Air travel is way up again, with a record number of travelers expected by the end of the year, despite insane security lines and fuel prices.
However, so are the incidents of the airlines losing checked luggage; especially since an earlier ban on carry-on liquids resulted in a 30 percent increase in checked bags.
In fact, nearly four million bags last year were either lost or damaged, making it the number three complaint by passengers, after flight delays and cancellations.
And while a few airlines are worse than others, this is a situation that is costing all of the airlines dearly -- not just in claims, but also in installing new bag technology into airports.
While there have been discussions of various options for the future, what can you do right now to avoid the nightmare of lost luggage? Here are a few tips that may help.
Ship Your Bags Ahead
We are strong advocates that if at all possible, ship your bags ahead of you via any number of services, including Fed Ex and Luggage Concierge. Of course, if you decide to go this route, make sure you don't pack any items you will need over the next 24 hours, such as medicine -- and never pack valuables such as jewelry or electronics.
Put Your Contact Information Inside Your Bag
Of course, your luggage probably already has tags on the outside with your name, address and phone number, however, these can sometimes get torn off during the travel process. Make sure to put another label with your name and contact information (and possibly, your itinerary) INSIDE the bag as well.
Take a Picture

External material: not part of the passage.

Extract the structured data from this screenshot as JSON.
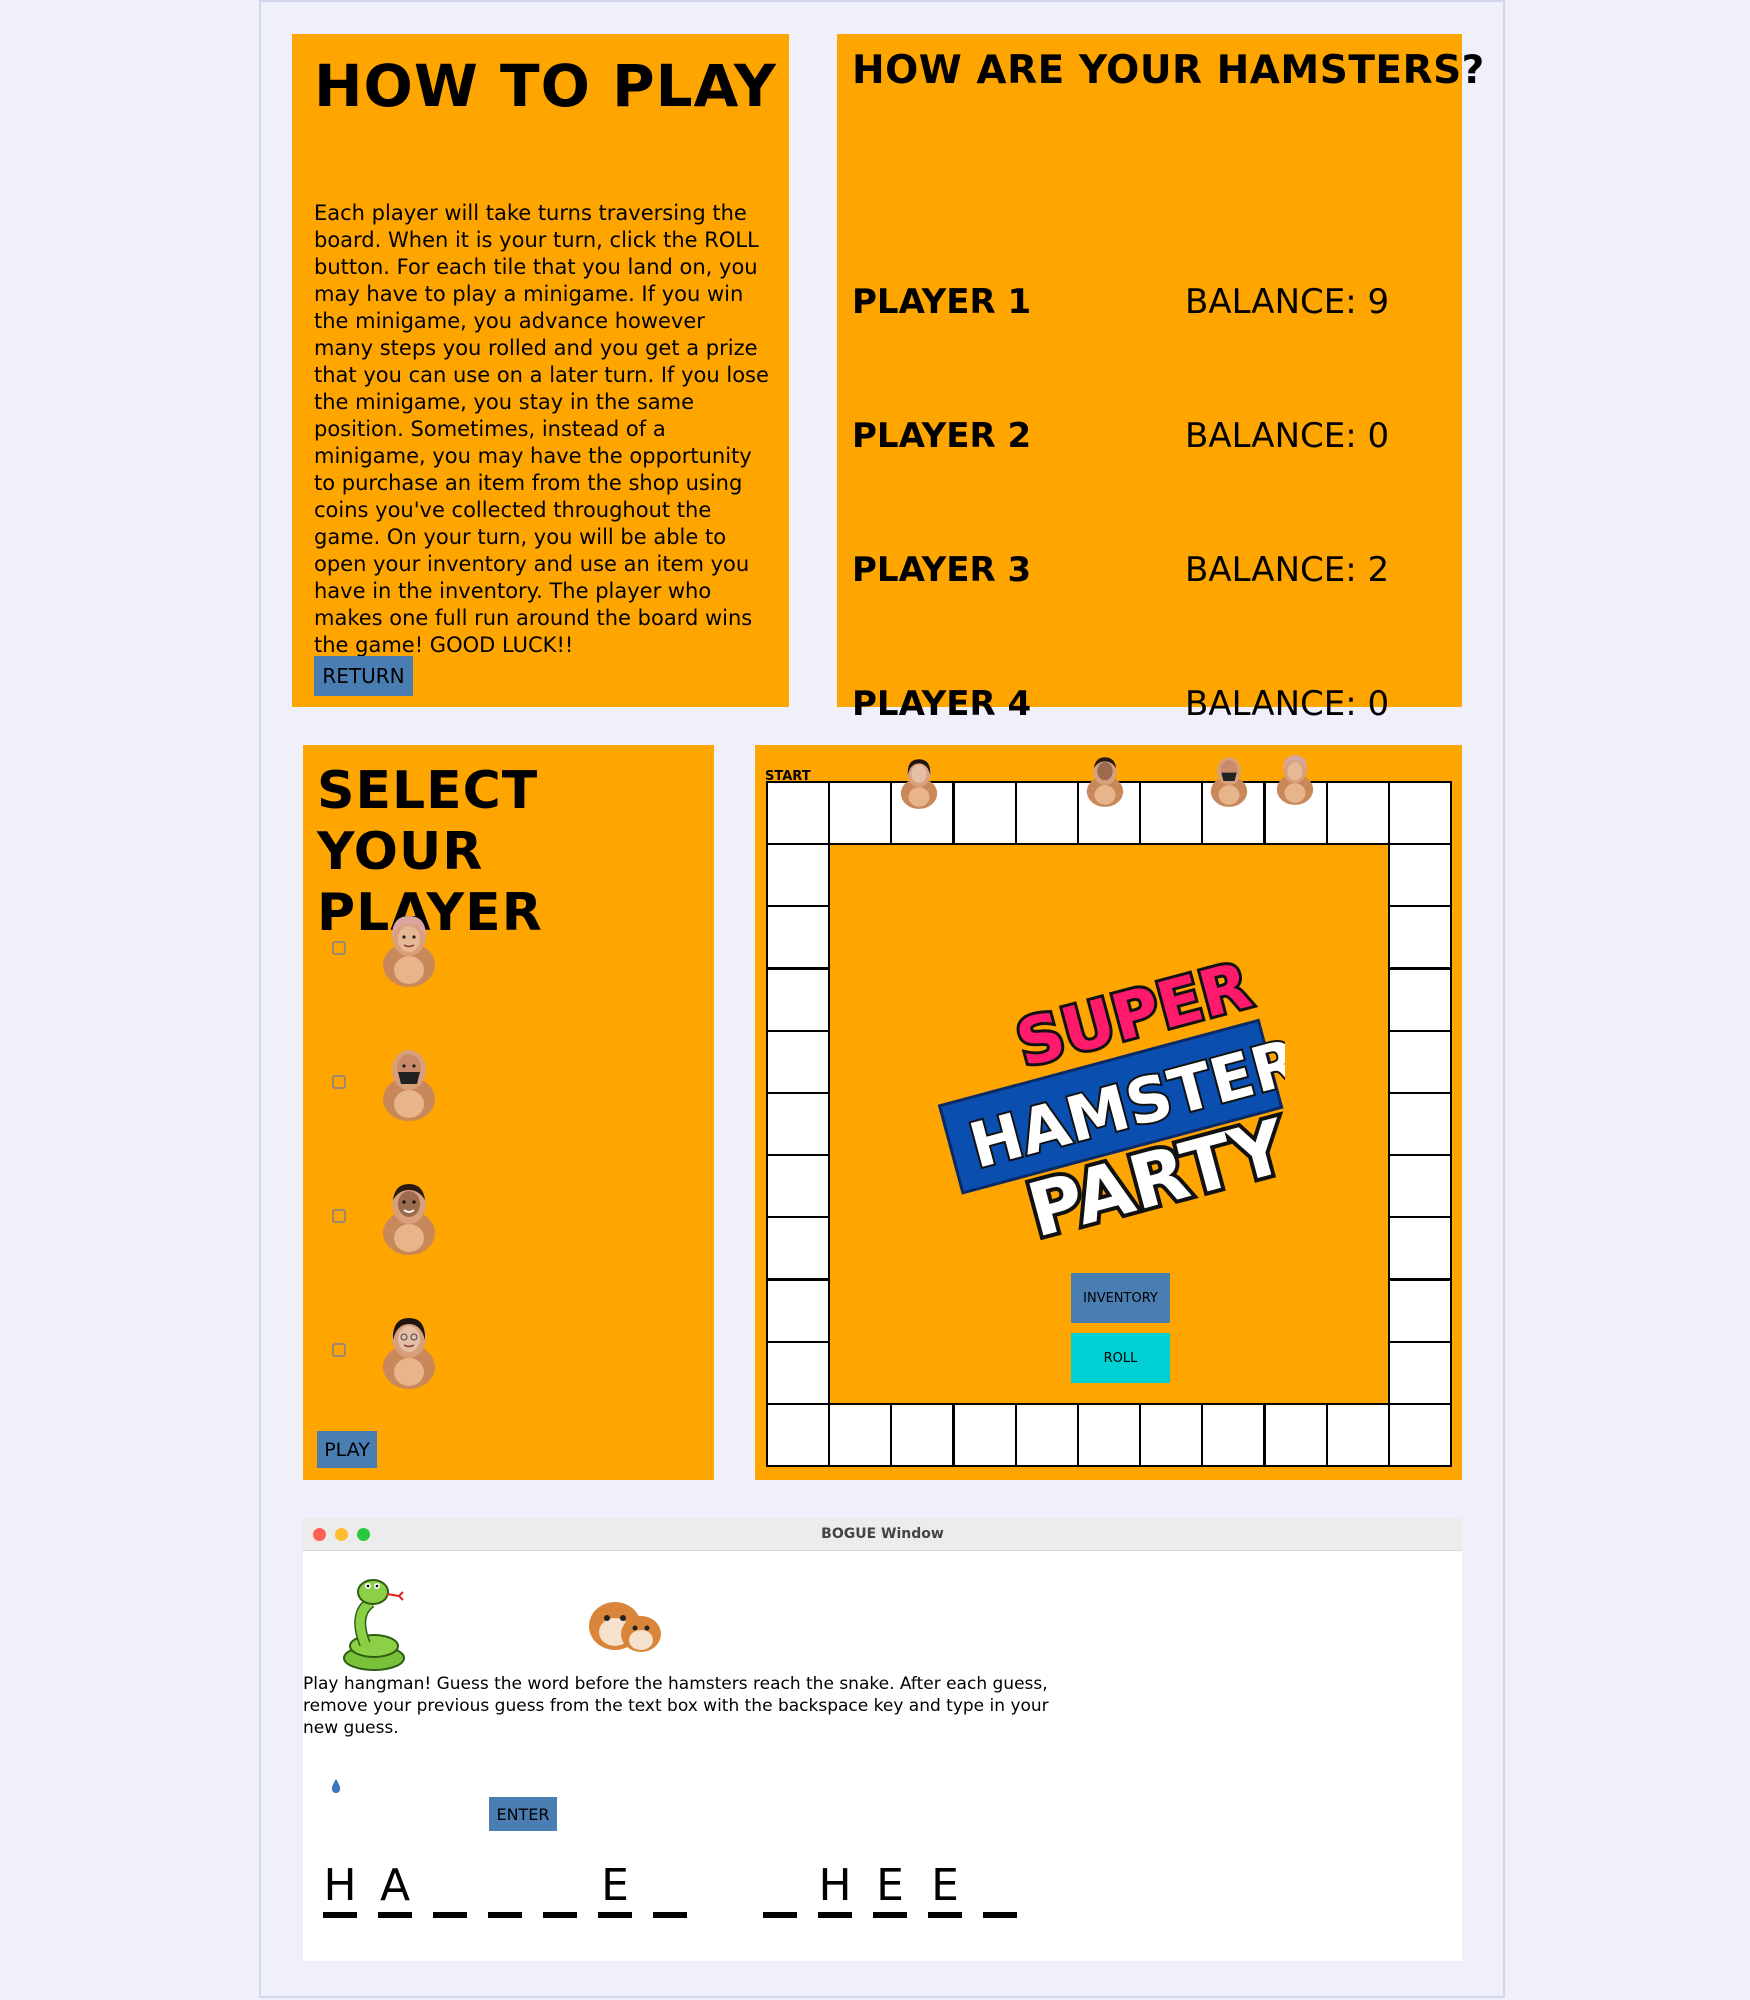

You might also consider snapping a quick photo of your luggage with your cell phone or digital camera so that if it does get lost, it will be easier for the airline officials to identify.

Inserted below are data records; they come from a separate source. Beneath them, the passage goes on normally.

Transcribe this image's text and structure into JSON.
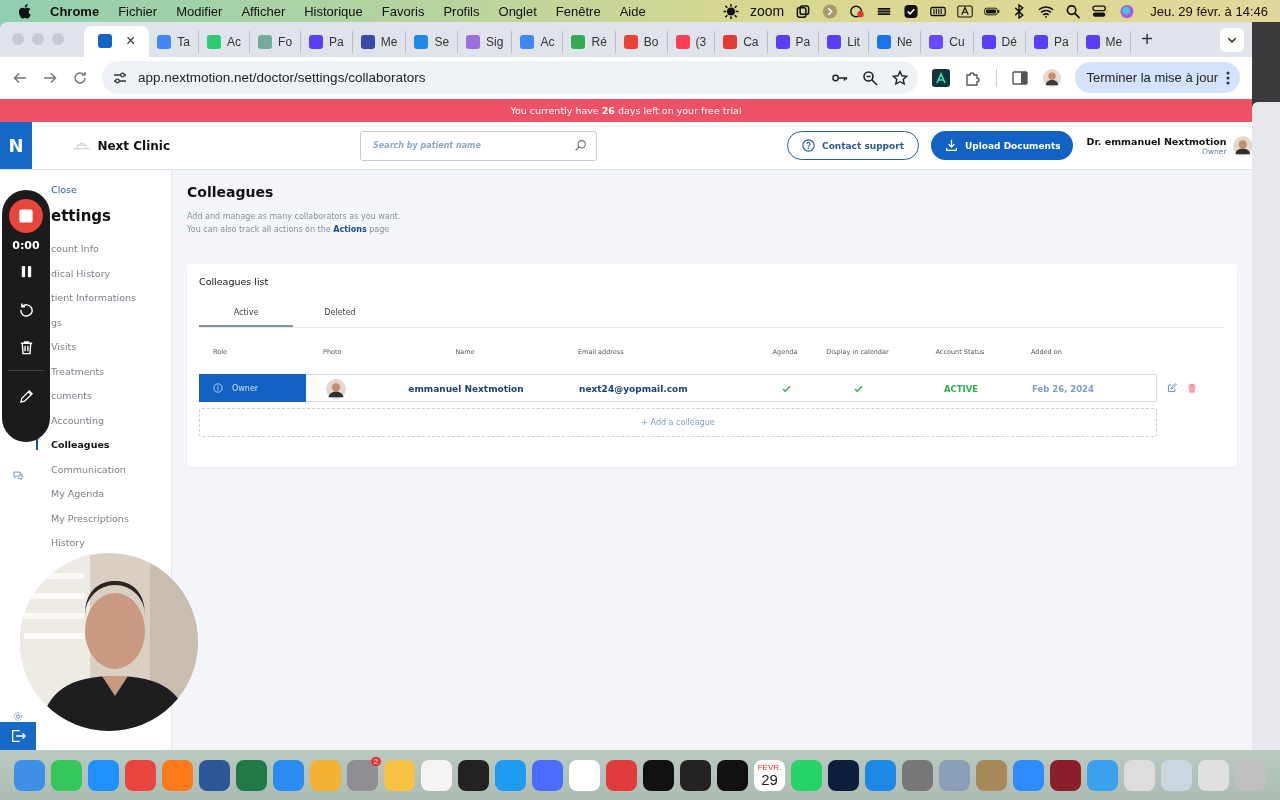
{
  "menu_bar": {
    "app": "Chrome",
    "items": [
      "Fichier",
      "Modifier",
      "Afficher",
      "Historique",
      "Favoris",
      "Profils",
      "Onglet",
      "Fenêtre",
      "Aide"
    ],
    "zoom": "zoom",
    "clock": "Jeu. 29 févr. à 14:46"
  },
  "tabs": [
    {
      "close": "×",
      "selected": true,
      "color": "#1565c0"
    },
    {
      "label": "Ta",
      "selected": false,
      "color": "#4285f4"
    },
    {
      "label": "Ac",
      "selected": false,
      "color": "#2ecc71"
    },
    {
      "label": "Fo",
      "selected": false,
      "color": "#74aa9c"
    },
    {
      "label": "Pa",
      "selected": false,
      "color": "#5b3df5"
    },
    {
      "label": "Me",
      "selected": false,
      "color": "#3949ab"
    },
    {
      "label": "Se",
      "selected": false,
      "color": "#1e88e5"
    },
    {
      "label": "Sig",
      "selected": false,
      "color": "#9b6fe0"
    },
    {
      "label": "Ac",
      "selected": false,
      "color": "#4285f4"
    },
    {
      "label": "Ré",
      "selected": false,
      "color": "#34a853"
    },
    {
      "label": "Bo",
      "selected": false,
      "color": "#ea4335"
    },
    {
      "label": "(3",
      "selected": false,
      "color": "#ff3d57"
    },
    {
      "label": "Ca",
      "selected": false,
      "color": "#e53935"
    },
    {
      "label": "Pa",
      "selected": false,
      "color": "#5b3df5"
    },
    {
      "label": "Lit",
      "selected": false,
      "color": "#5b3df5"
    },
    {
      "label": "Ne",
      "selected": false,
      "color": "#1a73e8"
    },
    {
      "label": "Cu",
      "selected": false,
      "color": "#6c47ff"
    },
    {
      "label": "Dé",
      "selected": false,
      "color": "#5b3df5"
    },
    {
      "label": "Pa",
      "selected": false,
      "color": "#5b3df5"
    },
    {
      "label": "Me",
      "selected": false,
      "color": "#5b3df5"
    }
  ],
  "new_tab": "+",
  "address_bar": {
    "url": "app.nextmotion.net/doctor/settings/collaborators",
    "update_button": "Terminer la mise à jour"
  },
  "trial_banner": "You currently have **26** days left on your free trial",
  "header": {
    "logo": "N",
    "clinic": "Next Clinic",
    "search": {
      "placeholder": "Search by patient name"
    },
    "contact_button": "Contact support",
    "upload_button": "Upload Documents",
    "user": {
      "name": "Dr. emmanuel Nextmotion",
      "role": "Owner"
    }
  },
  "sidebar": {
    "close": "Close",
    "title": "ettings",
    "items": [
      {
        "label": "count Info",
        "selected": false
      },
      {
        "label": "dical History",
        "selected": false
      },
      {
        "label": "tient Informations",
        "selected": false
      },
      {
        "label": "gs",
        "selected": false
      },
      {
        "label": "Visits",
        "selected": false
      },
      {
        "label": "Treatments",
        "selected": false
      },
      {
        "label": "cuments",
        "selected": false
      },
      {
        "label": "Accounting",
        "selected": false
      },
      {
        "label": "Colleagues",
        "selected": true
      },
      {
        "label": "Communication",
        "selected": false
      },
      {
        "label": "My Agenda",
        "selected": false
      },
      {
        "label": "My Prescriptions",
        "selected": false
      },
      {
        "label": "History",
        "selected": false
      }
    ]
  },
  "page": {
    "title": "Colleagues",
    "description": "Add and manage as many collaborators as you want.",
    "track_text": "You can also track all actions on the **Actions** page"
  },
  "colleagues_card": {
    "title": "Colleagues list",
    "tabs": [
      {
        "label": "Active",
        "selected": true
      },
      {
        "label": "Deleted",
        "selected": false
      }
    ],
    "columns": [
      "Role",
      "Photo",
      "Name",
      "Email address",
      "Agenda",
      "Display in calendar",
      "Account Status",
      "Added on"
    ],
    "rows": [
      {
        "role": "Owner",
        "name": "emmanuel Nextmotion",
        "email": "next24@yopmail.com",
        "agenda": true,
        "display_in_calendar": true,
        "status": "ACTIVE",
        "added_on": "Feb 26, 2024"
      }
    ],
    "add_button": "+ Add a colleague"
  },
  "recorder": {
    "time": "0:00"
  },
  "dock": [
    {
      "kind": "app"
    },
    {
      "kind": "app"
    },
    {
      "kind": "app"
    },
    {
      "kind": "app"
    },
    {
      "kind": "app"
    },
    {
      "kind": "app"
    },
    {
      "kind": "app"
    },
    {
      "kind": "app"
    },
    {
      "kind": "app"
    },
    {
      "kind": "app",
      "badge": "2"
    },
    {
      "kind": "app"
    },
    {
      "kind": "app"
    },
    {
      "kind": "app"
    },
    {
      "kind": "app"
    },
    {
      "kind": "app"
    },
    {
      "kind": "app"
    },
    {
      "kind": "app"
    },
    {
      "kind": "app"
    },
    {
      "kind": "app"
    },
    {
      "kind": "app"
    },
    {
      "kind": "calendar",
      "month": "FÉVR.",
      "day": "29"
    },
    {
      "kind": "app"
    },
    {
      "kind": "app"
    },
    {
      "kind": "app"
    },
    {
      "kind": "app"
    },
    {
      "kind": "app"
    },
    {
      "kind": "app"
    },
    {
      "kind": "app"
    },
    {
      "kind": "app"
    },
    {
      "kind": "app"
    },
    {
      "kind": "app"
    },
    {
      "kind": "app"
    },
    {
      "kind": "app"
    },
    {
      "kind": "app"
    }
  ]
}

Take A Non-Stop Flight, Whenever Possible
If you've ever had to run to catch a connecting flight, you can imagine how easy it is for the baggage handlers to miss getting your luggage on the right flight. If at all possible, take a nonstop flight, but if not, make sure to allow plenty of time for your bags to make your connection.
Check Your Bags Before You Leave The Airport
Don't wait until you get home (or to your hotel) to see if something is missing from your luggage. Rather, check inside your bag while you're still AT the airport so that if there is a problem, you can go straight to the baggage claim office and file a complaint.
If Your Bag Goes Missing
If all of your efforts fail and your bags still wind up MIA, don't panic. According to industry experts, most passengers get their bags back within 24 hours and only a small percentage lose their bags forever.
If you are one of those unlucky few, you should know what to expect. For example, you may be surprised to learn that the airline is NOT going to buy you a new vacation wardrobe; chances are, you'll only be offered a basic bath amenity kit for those first 24 hours (and possibly enough to buy a clean tee shirt). Nevertheless, make sure to keep all of your receipts in hopes that you will get reimbursed -- and then know that what you receive will depend on your class of service and frequent flyer status.
Do remember that the squeaky wheel gets the grease, so make sure to get the phone number of the baggage claim office (not the 800 number, but the actual on-site number), as well as the name of the agent you spoke to, and call back early and often.
If your bags are gone for good, don't expect a whole lot. In fact, the maximum amount you can get is the federal cap of $2,800 per passenger, domestically (not per bag) -- with receipts required for any item valued over $250. Internationally, you'll get even less, from about $9.07 per pound of luggage -- up to $1500 per passenger (regardless of how many bags), depending on whether or not the country has ratified the "Montreal Convention." You also may be protected under your homeowners insurance or the credit card you booked your flight on, so check with them as well.
While there can never be any guarantees, with a little planning, you may have a much better chance of avoiding the lost luggage woes -- and of enjoying your trip!